Dynamic Radar Cruise Control (DRCC)
This system allows drivers to maintain speed and make more comfortable progress while reducing accident risk by keeping a safe distance from the vehicle ahead. Using a 77GHz millimeter-wave radar, it detects and monitors vehicles in front and maintains specific speeds and distances for safety.
Lane Trace Control (LTC)
Lane Trace Control helps the driver keep the car safely within its lane, using signals relayed by a front-mounted camera and a millimeter-wave radar. The sensors detect lane markings on the road surface and vehicle ahead. The system calculates the right driving path, automatically adjusting the vehicle’s steering angle so the Toyota keeps within its lane, within an appropriate margin from surrounding vehicles.
Predictive and Interactive HMI
All this technology would be indiscernible without the proper human-machine interface (HMI) which is why Toyota has included a predictive and interactive HMI.
The system makes its predictions on the basis of the lay-out/geometry of the road ahead and historical sensor performance. These predictions are intelligently generated, so they apply specifically to the traffic lane where the vehicle is travelling. It is able to make lane-specific predictions by combining data from an enhanced map, an automotive-grade GPS receiver and sensors including the front camera and radar.
Monitoring technologies area used to check the driver’s level of attention on the road ahead. An infra-red camera monitors the driver’s face and a touch sensor locates where the driver’s hands are on the steering wheel. The system warns the driver if it detects their hands are off the wheel, or their eyes are not on the road ahead for a long period.
Single Photon Avalanche Diode/Light Detection and Ranging (SPAD LIDAR)
The high-resolution LIDAR (laser radar) combines the functions of a millimeter-wave radar and stereo cameras. It can detect the shape and position of obstacles ahead and its active sensors mean it can operate in daylight and at night.
3D head-up display
The system projects critical information onto the windscreen, such as vehicle status, traffic conditions and road signs, rendering it in 3D with no for the driver to wear special glasses or use other accessories.

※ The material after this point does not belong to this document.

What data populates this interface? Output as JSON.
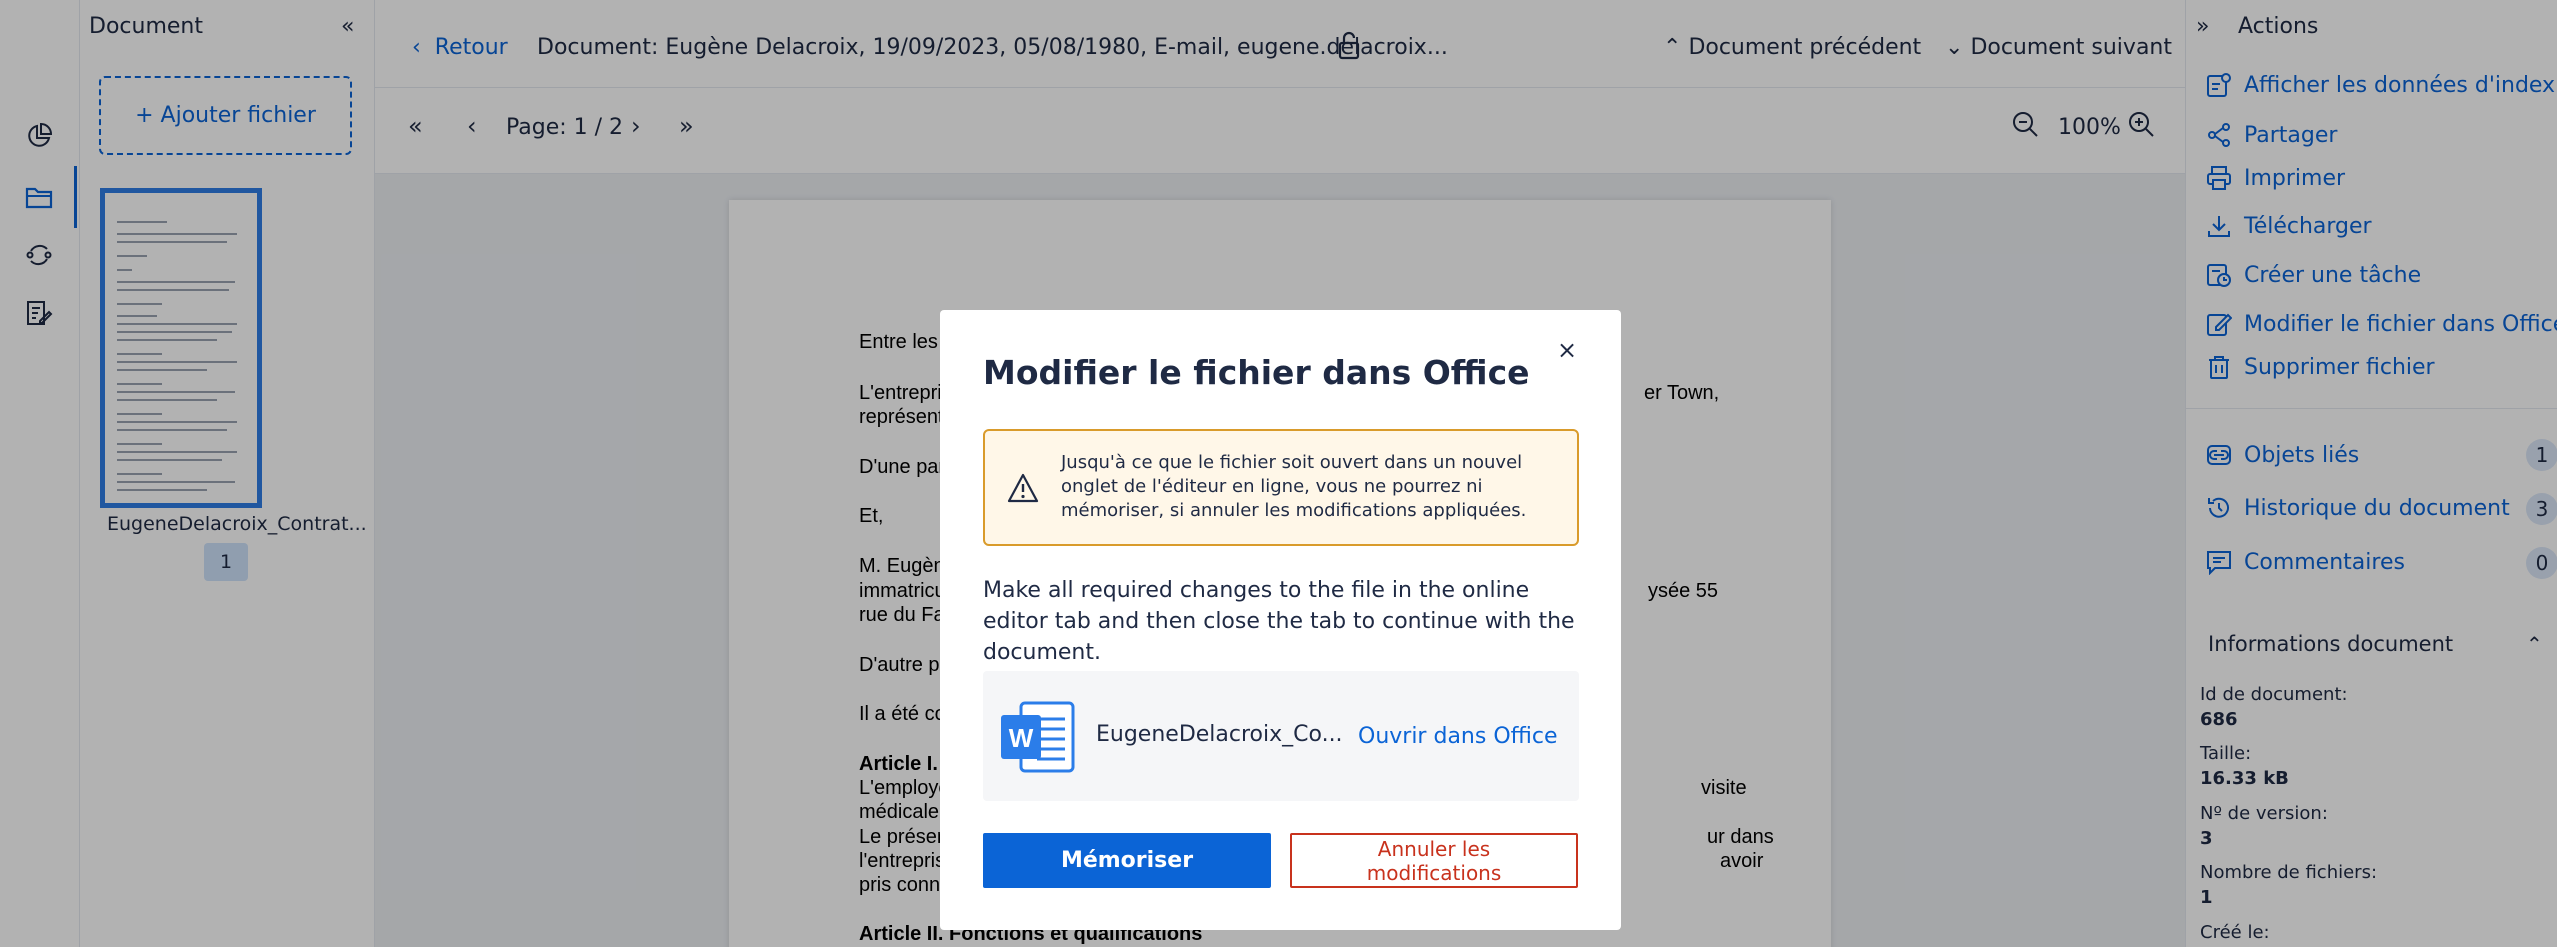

There is no specific timetable for the release of these technologies but Toyota is intent on integrating certain features within the next few years.